Complimentary Programs

Many schools have developed other programs that may help as children return to school. Teachers and students can use the skills they learned in these programs to help your child get back into school. These programs may be called anti-bullying, disability awareness, and social and emotional learning. High schools may offer tutoring, counseling, violence prevention, and peer mentorship programs.

What Can I Do After My Child Goes Back to School?

No matter how much planning you do, you and your child may be worried about going back to school. This is natural. Reach out for help.

  • Remember to take care of yourself. Going back to normal activities yourself is an important step for your child. It may be stressful for both of you. Make sure that you look for support for your own feelings. Keeping yourself healthy will be a big help to your child.
  • Speak up for your child. Schools have many children who receive special services.
  • Be your child’s advocate, and ask what services are available for you or your child.
  • Check-in. In the first few weeks after your child returns to school, check-in often with teachers and counselors to see how things are going. Also check in when things change, like when your child switches grades or schools.
  • Help your child work through problems. Ask your child to be specific about problems. Then work with him or her to come up with solutions for dealing with the problems. For example, if he or she gets teased about looks, come up with different ways of handling it. Take the time to see what your child feels most comfortable doing. Then help your child practice what to say or do.


Children with burn injuries want to get back to their everyday life. Getting back to school is an important part of getting back to normal. Work with your child’s health team, hospital or burn center, and school to set up a school re-entry plan so that everyone knows what your child needs. A good re-entry plan will give your child the medical and school services that he or she needs, and it will help your family adjust and heal.


O'Brien, K., & Wit, S. (1985). A return-to-school program for the burned child. Journal of Burn Care & Research, 6(2), 108–111.

Raquel Pan, Bruna Domingos dos Santos, Lucila Castanheira Nascimento, Lídia Aparecida Rossi, Rinie Geenen, Nancy E. Van Loey. School reintegration of pediatric burn survivors: An integrative literature review. Burns, Volume 44, Issue 3, 2018. Pages 494-511. https://doi.org/10.1016/j.burns.2017.05.005.

Rosenstein, D. W. (1987). A school reentry program for burned children part I: Development and implementation of a school reentry program. Journal of Burn Care & Research, 8(4), 319–322.

Blakeney, P., Moore, P., Meyer III, W., Bishop, B., Murphy, L., Robson, M., & Herndon, D. (1995). Efficacy of school reentry programs. Journal of Burn Care & Research, 16(4), 469-472.


Going Back to School After Burn Injury was developed by Lynne Friedlander, M.Ed., and Shelley Wiechman, Ph.D., A.B.P.P., in collaboration with the Model Systems Knowledge Translation Center.

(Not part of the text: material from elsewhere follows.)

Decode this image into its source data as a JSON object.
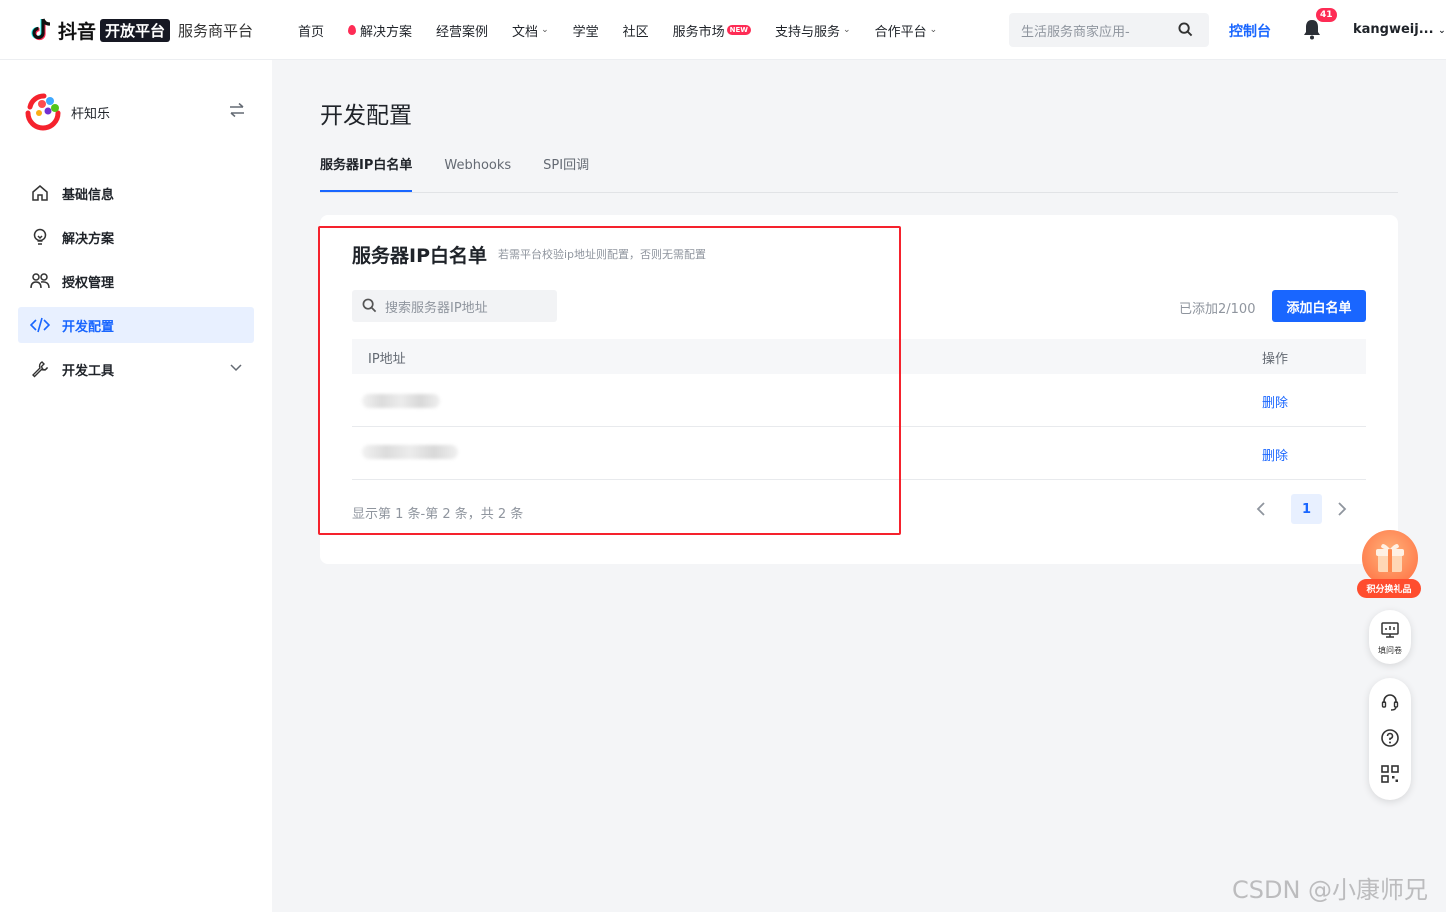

Source: The health information content in this fact sheet is based on research evidence and/or professional consensus and has been reviewed and approved by an editorial team of experts from the Burn Injury Model Systems.

Disclaimer: This information is not meant to replace the advice of a medical professional. You should consult your health care provider about specific medical concerns or treatment. The contents of this fact sheet were developed under a grant (number H133A110004) from the U.S. Department of Education, National Institute on Disability and Rehabilitation Research. It was updated under the American Institutes for Research Model Systems Knowledge Translation Center, with funding from the National Institute on Disability, Independent Living, and Rehabilitation Research (NIDILRR grant number 90DP0082). NIDILRR is a Center within the Administration for Community Living (ACL), Department of Health and Human Services (HHS). The contents of this factsheet do not necessarily represent the policy of NIDILRR, ACL, or HHS, and you should not assume endorsement by the federal government.

Copyright © 2020 Model Systems Knowledge Translation Center (MSKTC). May be reproduced and distributed freely with appropriate attribution. Prior permission must be obtained for inclusion in fee-based materials.